WORK ORDER:
Every line of the material must be copied exactly.

INPUT DATA:
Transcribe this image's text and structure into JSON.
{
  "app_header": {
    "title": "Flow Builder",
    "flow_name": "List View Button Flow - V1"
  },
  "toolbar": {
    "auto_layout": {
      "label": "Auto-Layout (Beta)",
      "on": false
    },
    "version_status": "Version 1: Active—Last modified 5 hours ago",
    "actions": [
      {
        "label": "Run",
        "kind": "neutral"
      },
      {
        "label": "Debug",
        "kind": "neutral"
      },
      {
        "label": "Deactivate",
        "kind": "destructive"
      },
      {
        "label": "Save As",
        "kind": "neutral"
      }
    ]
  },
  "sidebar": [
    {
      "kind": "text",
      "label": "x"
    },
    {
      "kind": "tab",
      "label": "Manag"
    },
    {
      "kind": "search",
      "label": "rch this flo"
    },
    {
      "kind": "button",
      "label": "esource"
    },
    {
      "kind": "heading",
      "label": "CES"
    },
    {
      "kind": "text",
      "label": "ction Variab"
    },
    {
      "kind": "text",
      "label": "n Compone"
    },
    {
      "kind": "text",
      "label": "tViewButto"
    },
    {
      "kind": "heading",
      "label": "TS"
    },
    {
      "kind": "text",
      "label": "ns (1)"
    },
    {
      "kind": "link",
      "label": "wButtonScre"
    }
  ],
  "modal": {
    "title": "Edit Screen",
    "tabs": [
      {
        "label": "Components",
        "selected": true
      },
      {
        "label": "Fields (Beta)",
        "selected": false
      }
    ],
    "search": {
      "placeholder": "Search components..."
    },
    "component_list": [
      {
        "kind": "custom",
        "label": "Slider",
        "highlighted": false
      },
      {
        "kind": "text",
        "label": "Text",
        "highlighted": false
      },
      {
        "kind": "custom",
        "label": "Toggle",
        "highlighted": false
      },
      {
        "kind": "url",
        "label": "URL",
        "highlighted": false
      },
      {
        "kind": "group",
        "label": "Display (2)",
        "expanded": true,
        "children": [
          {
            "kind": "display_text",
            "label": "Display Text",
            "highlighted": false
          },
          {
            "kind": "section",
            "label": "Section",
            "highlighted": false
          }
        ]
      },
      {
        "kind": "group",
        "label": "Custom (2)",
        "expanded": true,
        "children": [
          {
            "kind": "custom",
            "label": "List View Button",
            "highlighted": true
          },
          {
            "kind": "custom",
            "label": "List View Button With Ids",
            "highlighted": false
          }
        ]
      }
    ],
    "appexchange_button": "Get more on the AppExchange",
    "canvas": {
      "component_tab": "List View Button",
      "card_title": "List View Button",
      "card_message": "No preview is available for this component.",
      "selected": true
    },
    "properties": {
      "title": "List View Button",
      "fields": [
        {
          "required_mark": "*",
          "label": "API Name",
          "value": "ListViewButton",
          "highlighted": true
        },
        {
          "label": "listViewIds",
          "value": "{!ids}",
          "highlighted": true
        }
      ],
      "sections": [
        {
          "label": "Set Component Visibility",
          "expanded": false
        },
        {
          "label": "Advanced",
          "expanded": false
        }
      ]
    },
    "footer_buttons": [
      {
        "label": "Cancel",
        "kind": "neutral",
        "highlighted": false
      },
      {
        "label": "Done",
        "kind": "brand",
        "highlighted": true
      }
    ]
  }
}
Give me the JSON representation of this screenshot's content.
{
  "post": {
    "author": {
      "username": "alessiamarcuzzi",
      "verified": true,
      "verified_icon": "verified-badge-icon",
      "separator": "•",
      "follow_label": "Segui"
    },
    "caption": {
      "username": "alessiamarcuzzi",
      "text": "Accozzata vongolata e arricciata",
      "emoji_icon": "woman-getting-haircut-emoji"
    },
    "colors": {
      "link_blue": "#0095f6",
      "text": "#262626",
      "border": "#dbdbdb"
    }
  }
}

RESPONSE BELOW:
Transcribe this image's text and structure into JSON.
{
  "app_header": {
    "title": "Flow Builder",
    "flow_name": "List View Button Flow - V1"
  },
  "toolbar": {
    "auto_layout": {
      "label": "Auto-Layout (Beta)",
      "on": false
    },
    "version_status": "Version 1: Active—Last modified 5 hours ago",
    "actions": [
      {
        "label": "Run",
        "kind": "neutral"
      },
      {
        "label": "Debug",
        "kind": "neutral"
      },
      {
        "label": "Deactivate",
        "kind": "destructive"
      },
      {
        "label": "Save As",
        "kind": "neutral"
      }
    ]
  },
  "sidebar": [
    {
      "kind": "text",
      "label": "x"
    },
    {
      "kind": "tab",
      "label": "Manag"
    },
    {
      "kind": "search",
      "label": "rch this flo"
    },
    {
      "kind": "button",
      "label": "esource"
    },
    {
      "kind": "heading",
      "label": "CES"
    },
    {
      "kind": "text",
      "label": "ction Variab"
    },
    {
      "kind": "text",
      "label": "n Compone"
    },
    {
      "kind": "text",
      "label": "tViewButto"
    },
    {
      "kind": "heading",
      "label": "TS"
    },
    {
      "kind": "text",
      "label": "ns (1)"
    },
    {
      "kind": "link",
      "label": "wButtonScre"
    }
  ],
  "modal": {
    "title": "Edit Screen",
    "tabs": [
      {
        "label": "Components",
        "selected": true
      },
      {
        "label": "Fields (Beta)",
        "selected": false
      }
    ],
    "search": {
      "placeholder": "Search components..."
    },
    "component_list": [
      {
        "kind": "custom",
        "label": "Slider",
        "highlighted": false
      },
      {
        "kind": "text",
        "label": "Text",
        "highlighted": false
      },
      {
        "kind": "custom",
        "label": "Toggle",
        "highlighted": false
      },
      {
        "kind": "url",
        "label": "URL",
        "highlighted": false
      },
      {
        "kind": "group",
        "label": "Display (2)",
        "expanded": true,
        "children": [
          {
            "kind": "display_text",
            "label": "Display Text",
            "highlighted": false
          },
          {
            "kind": "section",
            "label": "Section",
            "highlighted": false
          }
        ]
      },
      {
        "kind": "group",
        "label": "Custom (2)",
        "expanded": true,
        "children": [
          {
            "kind": "custom",
            "label": "List View Button",
            "highlighted": true
          },
          {
            "kind": "custom",
            "label": "List View Button With Ids",
            "highlighted": false
          }
        ]
      }
    ],
    "appexchange_button": "Get more on the AppExchange",
    "canvas": {
      "component_tab": "List View Button",
      "card_title": "List View Button",
      "card_message": "No preview is available for this component.",
      "selected": true
    },
    "properties": {
      "title": "List View Button",
      "fields": [
        {
          "required_mark": "*",
          "label": "API Name",
          "value": "ListViewButton",
          "highlighted": true
        },
        {
          "label": "listViewIds",
          "value": "{!ids}",
          "highlighted": true
        }
      ],
      "sections": [
        {
          "label": "Set Component Visibility",
          "expanded": false
        },
        {
          "label": "Advanced",
          "expanded": false
        }
      ]
    },
    "footer_buttons": [
      {
        "label": "Cancel",
        "kind": "neutral",
        "highlighted": false
      },
      {
        "label": "Done",
        "kind": "brand",
        "highlighted": true
      }
    ]
  }
}
Give me the JSON representation of this screenshot's content.
{
  "post": {
    "author": {
      "username": "alessiamarcuzzi",
      "verified": true,
      "verified_icon": "verified-badge-icon",
      "separator": "•",
      "follow_label": "Segui"
    },
    "caption": {
      "username": "alessiamarcuzzi",
      "text": "Accozzata vongolata e arricciata",
      "emoji_icon": "woman-getting-haircut-emoji"
    },
    "colors": {
      "link_blue": "#0095f6",
      "text": "#262626",
      "border": "#dbdbdb"
    }
  }
}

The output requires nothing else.